“There are many examples of how we can use a quantum machine, for example, it is going to transform logistics and the simulation of important chemical processes.”
NQCC intends to bring together businesses, government, and the research community to deliver quantum computing capabilities for the UK, and support the growth of the emerging industry.
Industrial and academic users will gain access to new quantum computers as they come on stream. “This will help UK businesses and researchers to tap into the potential of this technology to develop a range of applications for quantum computing, fully unlocking its capabilities,” STFC announced.

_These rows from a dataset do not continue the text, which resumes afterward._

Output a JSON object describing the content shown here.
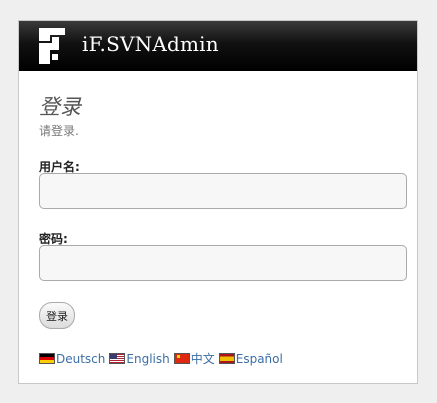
{
  "app": {
    "title": "iF.SVNAdmin",
    "logo_icon": "svnadmin-logo-icon"
  },
  "login": {
    "heading": "登录",
    "subtitle": "请登录.",
    "username_label": "用户名:",
    "username_value": "",
    "password_label": "密码:",
    "password_value": "",
    "submit_label": "登录"
  },
  "languages": [
    {
      "label": "Deutsch",
      "flag": "de-flag-icon"
    },
    {
      "label": "English",
      "flag": "us-flag-icon"
    },
    {
      "label": "中文",
      "flag": "cn-flag-icon"
    },
    {
      "label": "Español",
      "flag": "es-flag-icon"
    }
  ],
  "colors": {
    "header_bg": "#000000",
    "header_text": "#ffffff",
    "link": "#3b6ea5",
    "heading": "#555555"
  }
}
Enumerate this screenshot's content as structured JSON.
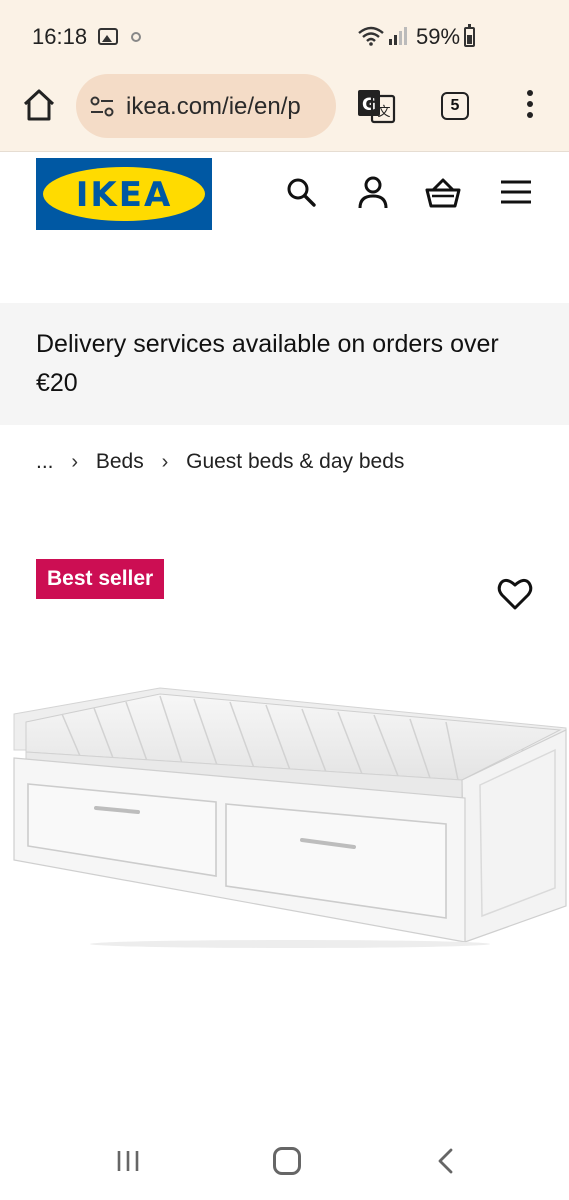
{
  "status_bar": {
    "time": "16:18",
    "battery": "59%"
  },
  "browser": {
    "url": "ikea.com/ie/en/p",
    "tab_count": "5"
  },
  "site": {
    "logo_text": "IKEA",
    "brand_colors": {
      "blue": "#0058a3",
      "yellow": "#ffdb00"
    }
  },
  "header_icons": [
    "search-icon",
    "user-icon",
    "basket-icon",
    "hamburger-menu-icon"
  ],
  "banner": {
    "text": "Delivery services available on orders over €20"
  },
  "breadcrumb": {
    "items": [
      "...",
      "Beds",
      "Guest beds & day beds"
    ]
  },
  "product": {
    "badge": "Best seller",
    "badge_color": "#cc0e53"
  }
}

The UKRI chief executive, Professor Dame Ottoline Leyser, added, “This is an important step forward in the journey towards creating a flagship facility for the UK quantum community to harness the exciting potential of this technology.
“Breaking ground on this site brings us closer to realising our ambition of addressing the challenges in this burgeoning field by bringing together experts from the public, private and third sectors into one hub.”
Scheduled to open within two years, the 4035 square-meters NQCC building will ultimately provide room for more than 120 residents and researchers from academia, industry, government, quantum partner organisations and emerging quantum startup companies.
NQCC director Michael Cuthbert said: “Watching our teams across UKRI working so well together with our external contractors throughout the conceptual, and engineering design stages has been really pleasing, especially with the additional challenges of home working and limited access to the site.
“The programme is not just about the facility and we continue to build our team as we recruit expertise into the new Centre and deliver our technology programme in parallel. Exciting times for the NQCC, and today is an important milestone for us.”
According to the NQCC web site, the facility is already looking to recruit an expert in ion trap physics with experience working with optics and lasers, and an applications engineer.